Cathay Pacific has also renovated the business-class section of the Wing, its flagship lounge in Hong Kong, with an expanded noodle bar and a new coffee loft that serves specialty coffees and freshly baked pastries.

The first-class section of the Wing will close soon for renovation; when it reopens late this year, it will feature new Champagne and cocktail bars.

Lufthansa recently introduced a new design for its lounges, after its research found “the basic need for a comfortable seat is of outstanding importance” to travelers, said Thomas Gesing, the airline’s head of product management, lounge services.

The airline has thus developed a new leather armchair for its refurbished Senator and business-class lounges in Dubai and Boston.

Other new lounges will open this year and next year in Delhi; Berlin; Frankfurt; and Newark, N.J. The new lounge design also includes free wireless Internet access, an office, a bistro and a relaxation zone.

Qantas is opening new lounges in Singapore and Hong Kong at the end of this year. It is also almost tripling the size of its first- and business-class lounges in Los Angeles, with completion scheduled by 2014.

As in the Australian airports, new lounges will feature decor by the Australian designer Marc Newson, who also designed the interior of Qantas’ A380 aircraft; and menus developed by the chef Neil Perry, from Sydney.

Virgin Atlantic will open a new Clubhouse lounge at Kennedy International Airport in New York in March that will be twice the size of the airline’s current lounge there and be located beyond security, unlike its predecessor.

It will also offer free hairdressing services by Bumble and Bumble.

Last September, Virgin Atlantic opened the Grey Goose Loft, a bar on the upper level of its Heathrow Clubhouse in London that serves cocktails made from Grey Goose vodkas free of charge.

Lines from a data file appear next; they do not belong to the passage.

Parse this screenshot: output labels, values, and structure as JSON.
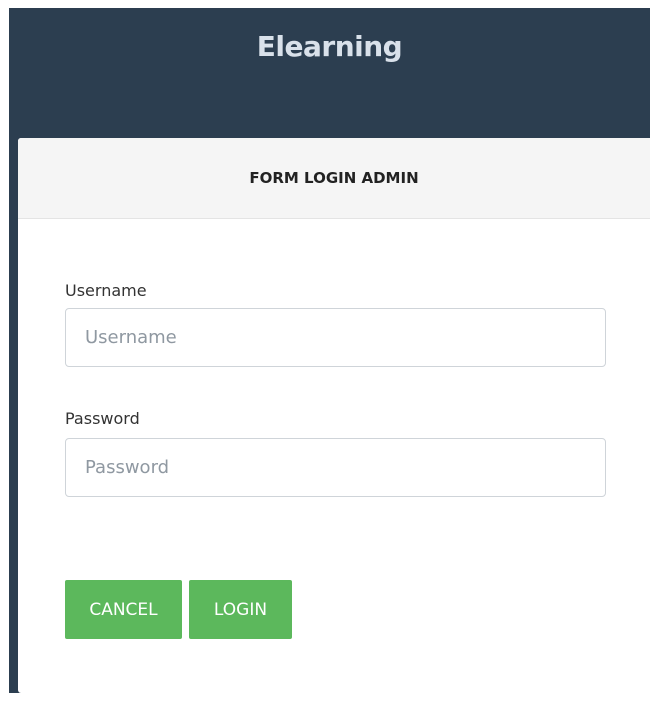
{
  "header": {
    "brand": "Elearning"
  },
  "panel": {
    "title": "FORM LOGIN ADMIN"
  },
  "form": {
    "username_label": "Username",
    "username_placeholder": "Username",
    "username_value": "",
    "password_label": "Password",
    "password_placeholder": "Password",
    "password_value": ""
  },
  "buttons": {
    "cancel": "CANCEL",
    "login": "LOGIN"
  },
  "colors": {
    "navbar": "#2c3e50",
    "brand_text": "#d9e1ea",
    "button": "#5cb85c",
    "panel_header": "#f5f5f5"
  }
}
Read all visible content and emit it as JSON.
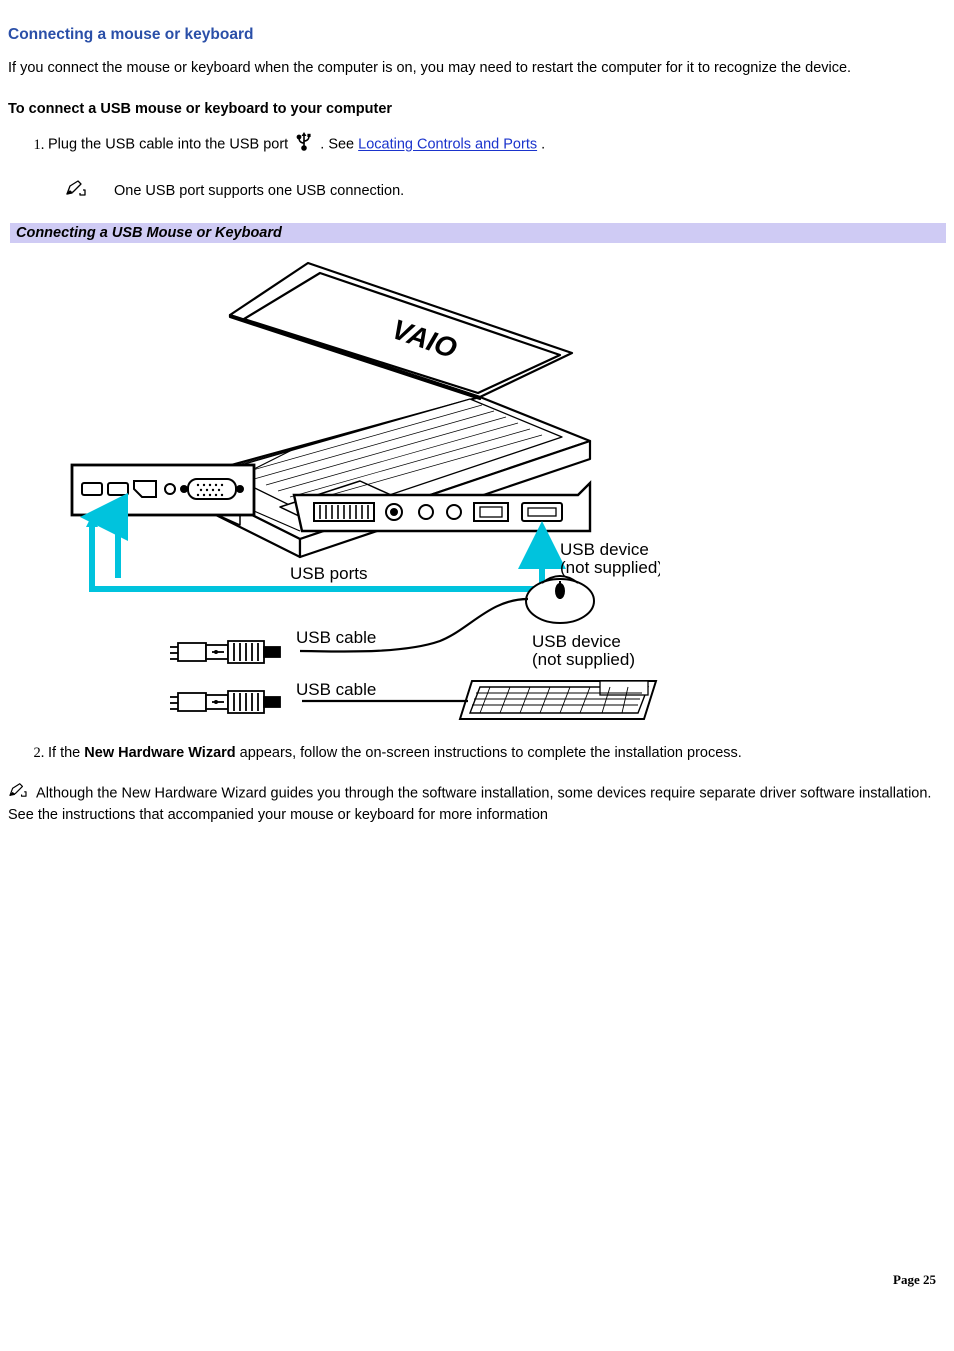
{
  "heading": "Connecting a mouse or keyboard",
  "intro": "If you connect the mouse or keyboard when the computer is on, you may need to restart the computer for it to recognize the device.",
  "subhead": "To connect a USB mouse or keyboard to your computer",
  "step1_part1": "Plug the USB cable into the USB port ",
  "step1_part2": ". See ",
  "step1_link": "Locating Controls and Ports",
  "step1_part3": ".",
  "step1_note": "One USB port supports one USB connection.",
  "banner_title": "Connecting a USB Mouse or Keyboard",
  "diagram": {
    "laptop_logo": "VAIO",
    "label_usb_ports": "USB ports",
    "label_usb_cable": "USB cable",
    "label_usb_device": "USB device",
    "label_not_supplied": "(not supplied)"
  },
  "step2_part1": "If the ",
  "step2_bold": "New Hardware Wizard",
  "step2_part2": " appears, follow the on-screen instructions to complete the installation process.",
  "footnote": "Although the New Hardware Wizard guides you through the software installation, some devices require separate driver software installation. See the instructions that accompanied your mouse or keyboard for more information",
  "page_label": "Page 25"
}
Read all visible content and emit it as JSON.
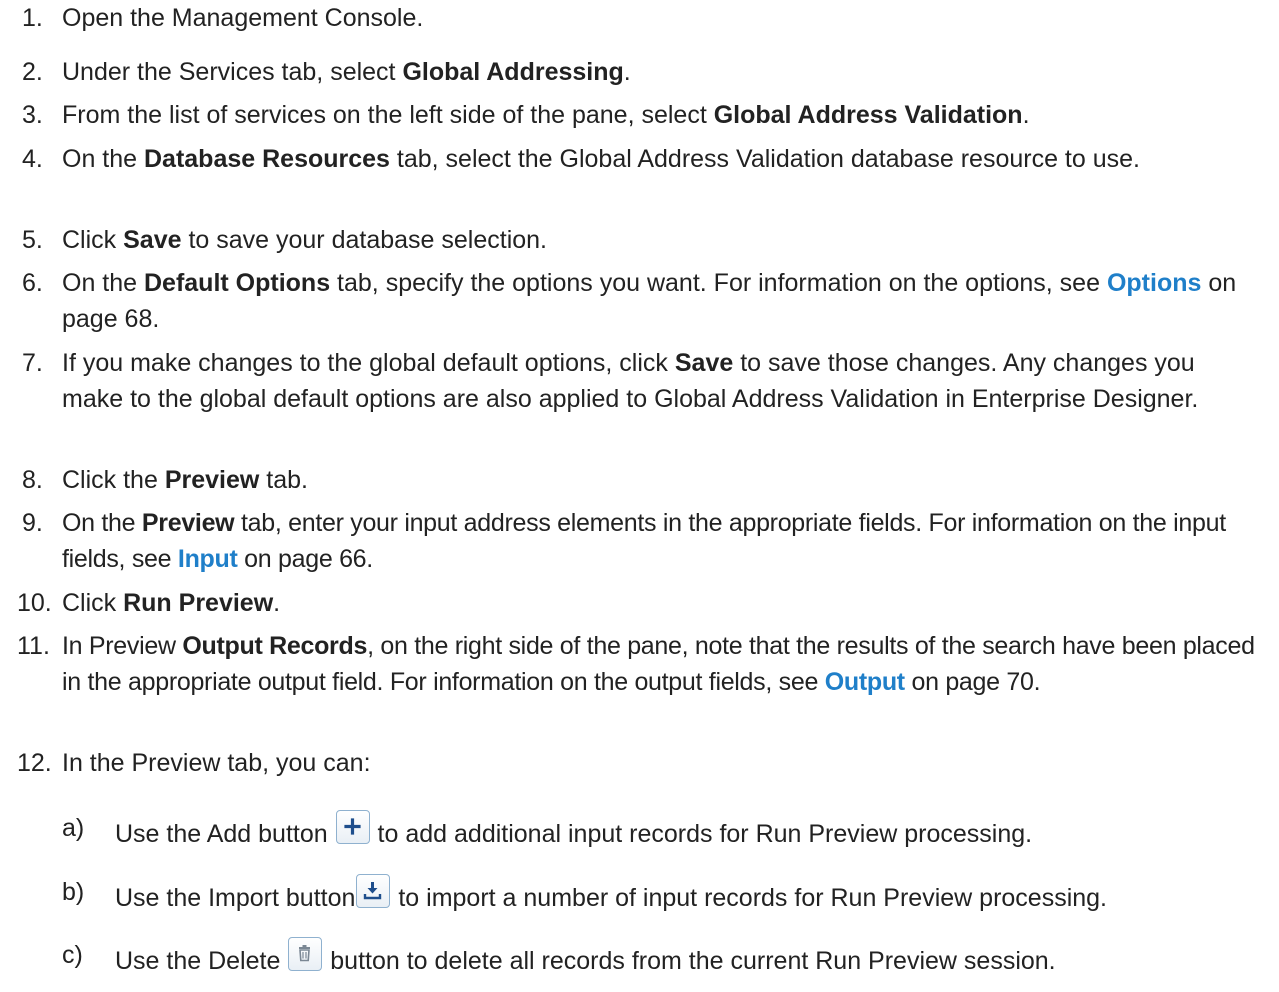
{
  "steps": [
    {
      "n": "1.",
      "parts": [
        "Open the Management Console."
      ]
    },
    {
      "n": "2.",
      "a": "Under the Services tab, select ",
      "b": "Global Addressing",
      "c": "."
    },
    {
      "n": "3.",
      "a": "From the list of services on the left side of the pane, select ",
      "b": "Global Address Validation",
      "c": "."
    },
    {
      "n": "4.",
      "a": "On the ",
      "b": "Database Resources",
      "c": " tab, select the Global Address Validation database resource to use."
    },
    {
      "n": "5.",
      "a": "Click ",
      "b": "Save",
      "c": " to save your database selection."
    },
    {
      "n": "6.",
      "a": "On the ",
      "b": "Default Options",
      "c": " tab, specify the options you want. For information on the options, see ",
      "link": "Options",
      "d": " on page 68."
    },
    {
      "n": "7.",
      "a": "If you make changes to the global default options, click ",
      "b": "Save",
      "c": " to save those changes. Any changes you make to the global default options are also applied to Global Address Validation in Enterprise Designer."
    },
    {
      "n": "8.",
      "a": "Click the ",
      "b": "Preview",
      "c": " tab."
    },
    {
      "n": "9.",
      "a": "On the ",
      "b": "Preview",
      "c": " tab, enter your input address elements in the appropriate fields. For information on the input fields, see ",
      "link": "Input",
      "d": " on page 66."
    },
    {
      "n": "10.",
      "a": "Click ",
      "b": "Run Preview",
      "c": "."
    },
    {
      "n": "11.",
      "a": "In Preview ",
      "b": "Output Records",
      "c": ", on the right side of the pane, note that the results of the search have been placed in the appropriate output field. For information on the output fields, see ",
      "link": "Output",
      "d": " on page 70."
    },
    {
      "n": "12.",
      "a": "In the Preview tab, you can:"
    }
  ],
  "substeps": [
    {
      "letter": "a)",
      "before": "Use the Add button ",
      "icon": "add-icon",
      "after": " to add additional input records for Run Preview processing."
    },
    {
      "letter": "b)",
      "before": "Use the Import button",
      "icon": "import-icon",
      "after": " to import a number of input records for Run Preview processing."
    },
    {
      "letter": "c)",
      "before": "Use the Delete ",
      "icon": "delete-icon",
      "after": " button to delete all records from the current Run Preview session."
    }
  ]
}
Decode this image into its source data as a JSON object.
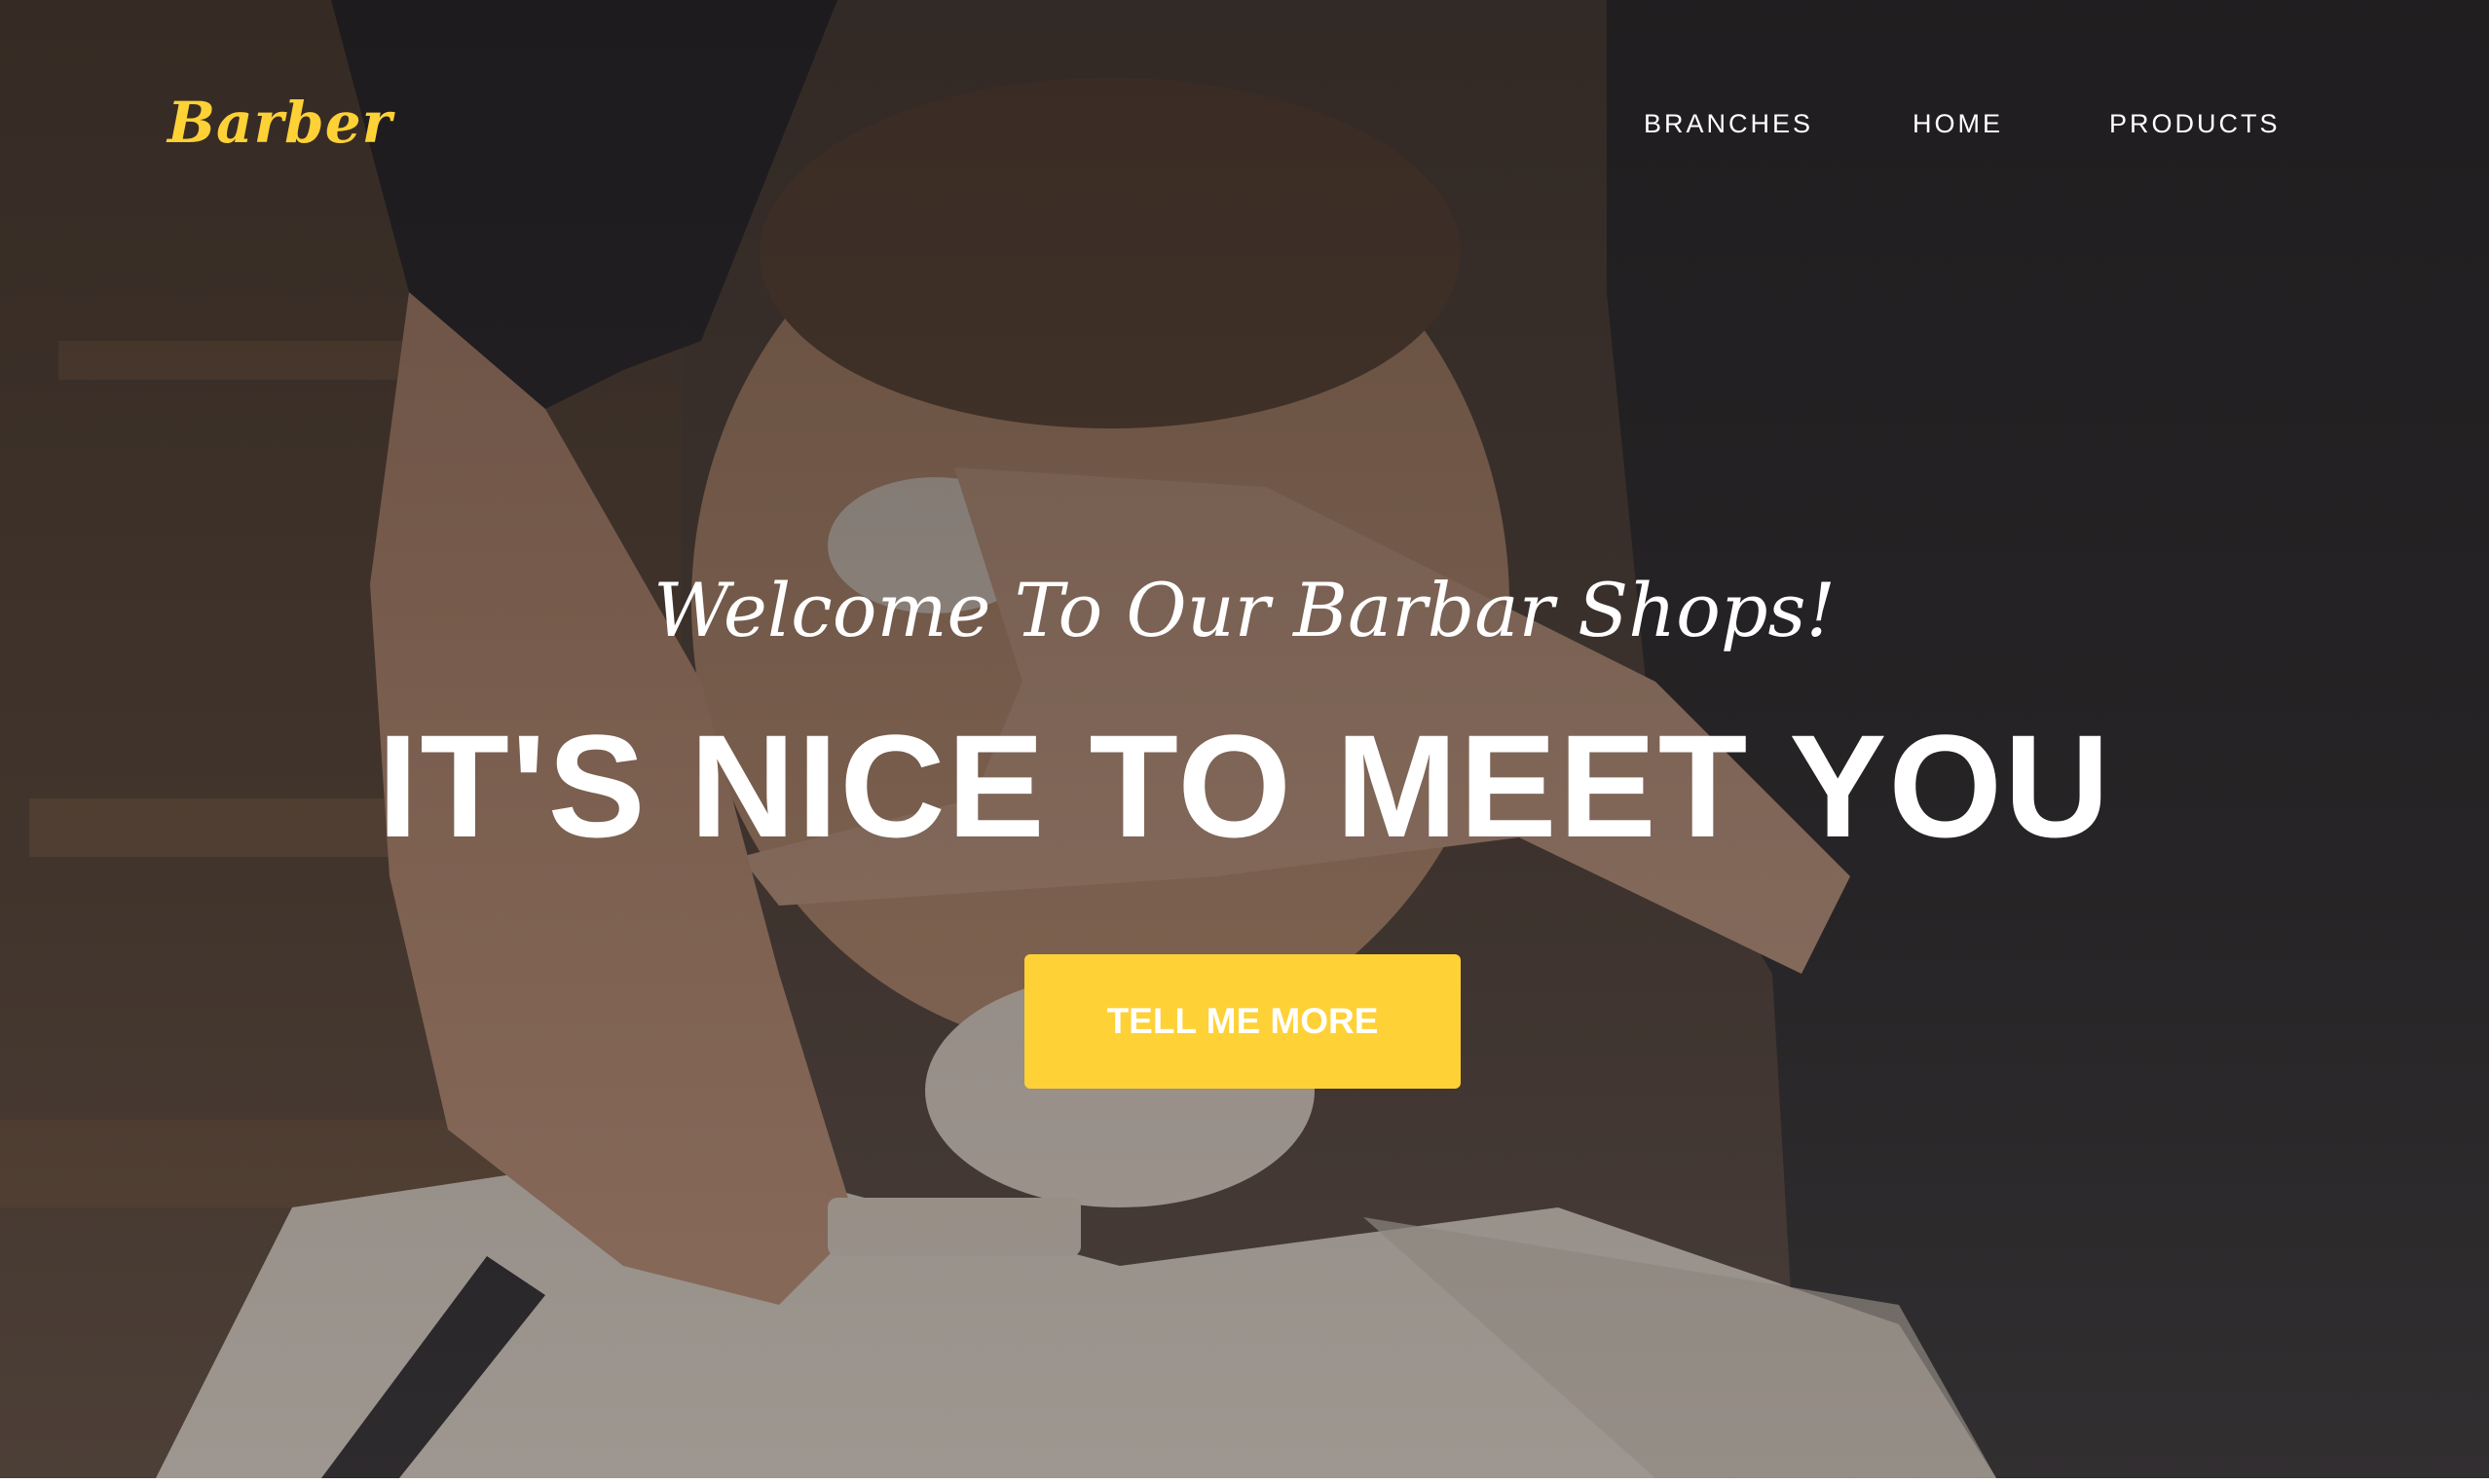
{
  "colors": {
    "accent": "#fed136",
    "text_light": "#ffffff",
    "overlay_dark": "#1e1c20"
  },
  "navbar": {
    "brand": "Barber",
    "links": [
      {
        "label": "BRANCHES"
      },
      {
        "label": "HOME"
      },
      {
        "label": "PRODUCTS"
      }
    ]
  },
  "hero": {
    "lead": "Welcome To Our Barbar Shops!",
    "heading": "IT'S NICE TO MEET YOU",
    "button_label": "TELL ME MORE",
    "background_image": "photo of a barber shaving a customer with a straight razor"
  }
}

Similarly, Delta last October announced a luxury bar concept for its domestic Sky Clubs. The bars, which will ultimately be available at 24 clubs, sell Diageo premium wines and spirits, including Jose Cuervo tequila, Johnnie Walker blended scotches and Moet & Chandon Champagne, as well as special cocktails, like a Bloody Mary made with Ketel One vodka. Alcoholic beverages served elsewhere in all Delta lounges continue to be free.

Harteveldt said both Grey Goose and Diageo are probably subsidizing the special Virgin Atlantic and Delta bars, through sponsorship fees or in other ways, to get “exposure to, and trial by, a very relevant audience.”

Since 2010, American Airlines has refurbished both its Admirals Club and Flagship Lounge at Heathrow and refurbished lounges in Boston and Tokyo and at Kennedy and Ronald Reagan National Airport in Washington. It also opened a new lounge in San Francisco.

In addition, the airline has converted a lounge in Miami for use by its premium travelers and those of its fellow Oneworld alliance carriers British Airways and Iberia.

It will refurbish an existing club and open a new club at La Guardia this year.